NASA’s curiosity rover has for the first time detected boron on the surface of Mars- the red planet. Presence of boron indicates that groundwater may have possibly been suitable for hosting microbial life in the ancient past.
Researchers at Los Alamos National Laboratory in US believe that if boron found on Mars is similar to the one which we see on earth, that would possibly indicate that groundwater of ancient Mars that formed these veins would have been 0-60 degrees Celsius and neutral-to-alkaline pH.
What makes it habitable is the temperature, pH, and dissolved mineral content of the groundwater. Boron was identified by the rover's laser-shooting Chemistry and Camera (ChemCam) instrument.
Boron has been associated with arid sites where much water has evaporated away. But the environmental implications of boron found by NASA’s Curiosity rover still remain debatable.
So far scientists are putting forward this possible reason behind the source of boron:
- It could be that the drying out of part of Gale lake resulted in a boron-containing deposit in an overlying layer, not yet reached by Curiosity. Boron’s discovery happens to be of immense importance when it comes to findings related to composition of Martian rocks.
Curiosity is there to find out more about the red planet by climbing a layered Martian mountain and finding its rock-composition. This would further help in decoding how ancient lakes and wet underground environments changed, billions of years ago, in ways that affected their favourability for microbial life.
The more uphill gets rover, the more scientists get amazed by the chemical complexity of the rocks.

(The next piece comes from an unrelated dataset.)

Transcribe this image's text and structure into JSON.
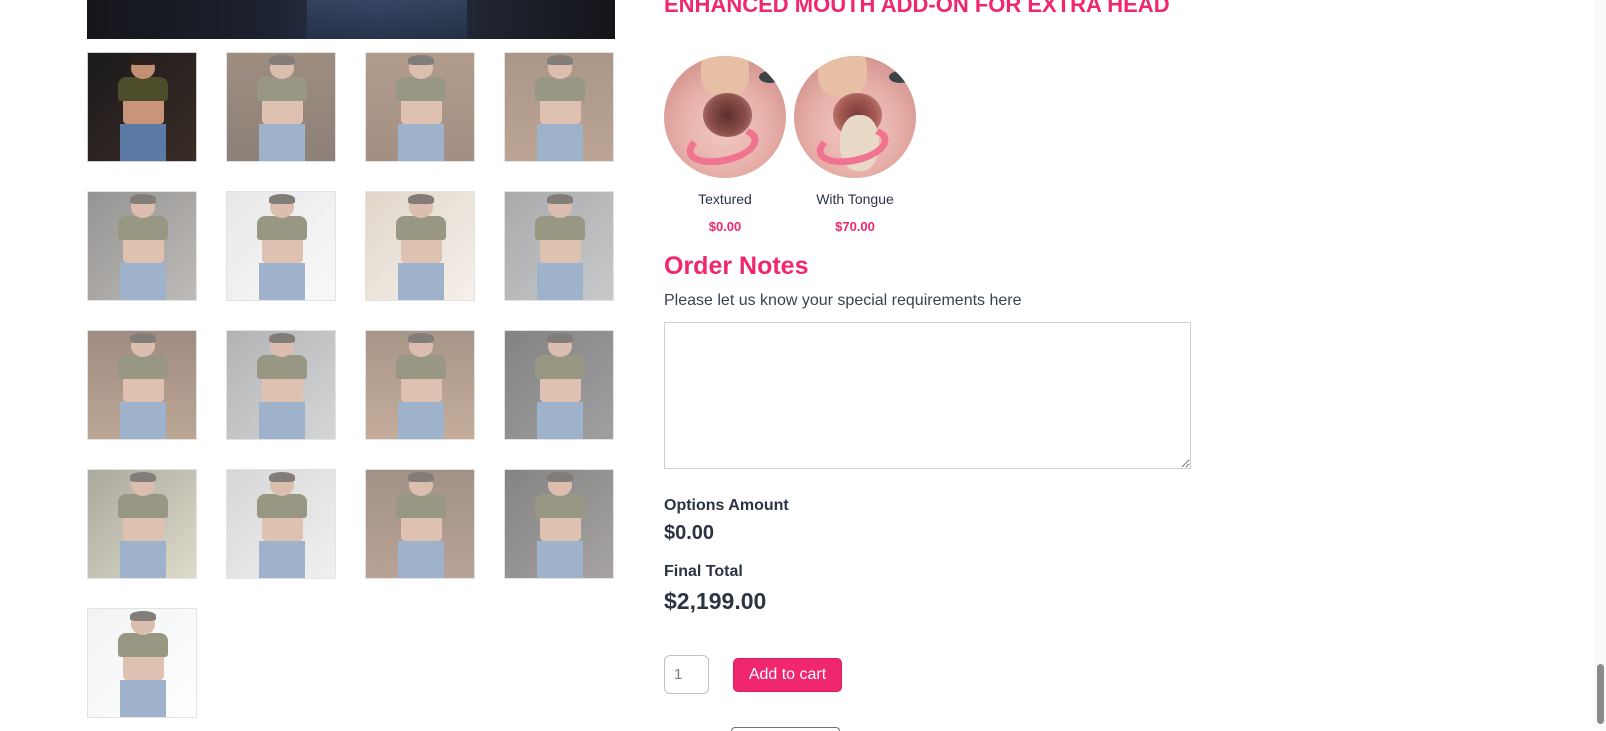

Boron presence and clay so far hint towards mobility of elements and electrons, and that is good for human life.